▸ **Task brief**:
Set down all of the records exactly.

=======

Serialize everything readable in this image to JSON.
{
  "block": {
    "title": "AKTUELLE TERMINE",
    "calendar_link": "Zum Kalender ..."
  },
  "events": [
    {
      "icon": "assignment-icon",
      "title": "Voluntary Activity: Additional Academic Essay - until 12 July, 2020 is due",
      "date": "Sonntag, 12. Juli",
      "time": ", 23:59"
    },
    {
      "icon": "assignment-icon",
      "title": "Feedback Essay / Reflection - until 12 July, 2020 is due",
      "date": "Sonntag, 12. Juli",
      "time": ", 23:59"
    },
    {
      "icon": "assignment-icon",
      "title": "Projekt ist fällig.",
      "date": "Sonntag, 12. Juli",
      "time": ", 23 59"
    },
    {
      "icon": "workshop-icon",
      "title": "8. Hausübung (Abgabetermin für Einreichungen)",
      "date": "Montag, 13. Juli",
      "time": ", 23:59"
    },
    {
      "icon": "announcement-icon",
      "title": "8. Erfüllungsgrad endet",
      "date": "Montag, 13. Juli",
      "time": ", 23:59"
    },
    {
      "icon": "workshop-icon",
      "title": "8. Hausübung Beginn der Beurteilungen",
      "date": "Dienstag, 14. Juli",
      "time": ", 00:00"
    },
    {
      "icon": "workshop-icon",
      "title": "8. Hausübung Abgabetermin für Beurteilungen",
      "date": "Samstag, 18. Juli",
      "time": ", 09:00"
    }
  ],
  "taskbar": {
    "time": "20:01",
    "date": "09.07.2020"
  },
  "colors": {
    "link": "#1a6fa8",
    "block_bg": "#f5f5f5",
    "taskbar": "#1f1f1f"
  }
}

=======

▸ **Answer section**:
Serialize everything readable in this image to JSON.
{
  "block": {
    "title": "AKTUELLE TERMINE",
    "calendar_link": "Zum Kalender ..."
  },
  "events": [
    {
      "icon": "assignment-icon",
      "title": "Voluntary Activity: Additional Academic Essay - until 12 July, 2020 is due",
      "date": "Sonntag, 12. Juli",
      "time": ", 23:59"
    },
    {
      "icon": "assignment-icon",
      "title": "Feedback Essay / Reflection - until 12 July, 2020 is due",
      "date": "Sonntag, 12. Juli",
      "time": ", 23:59"
    },
    {
      "icon": "assignment-icon",
      "title": "Projekt ist fällig.",
      "date": "Sonntag, 12. Juli",
      "time": ", 23 59"
    },
    {
      "icon": "workshop-icon",
      "title": "8. Hausübung (Abgabetermin für Einreichungen)",
      "date": "Montag, 13. Juli",
      "time": ", 23:59"
    },
    {
      "icon": "announcement-icon",
      "title": "8. Erfüllungsgrad endet",
      "date": "Montag, 13. Juli",
      "time": ", 23:59"
    },
    {
      "icon": "workshop-icon",
      "title": "8. Hausübung Beginn der Beurteilungen",
      "date": "Dienstag, 14. Juli",
      "time": ", 00:00"
    },
    {
      "icon": "workshop-icon",
      "title": "8. Hausübung Abgabetermin für Beurteilungen",
      "date": "Samstag, 18. Juli",
      "time": ", 09:00"
    }
  ],
  "taskbar": {
    "time": "20:01",
    "date": "09.07.2020"
  },
  "colors": {
    "link": "#1a6fa8",
    "block_bg": "#f5f5f5",
    "taskbar": "#1f1f1f"
  }
}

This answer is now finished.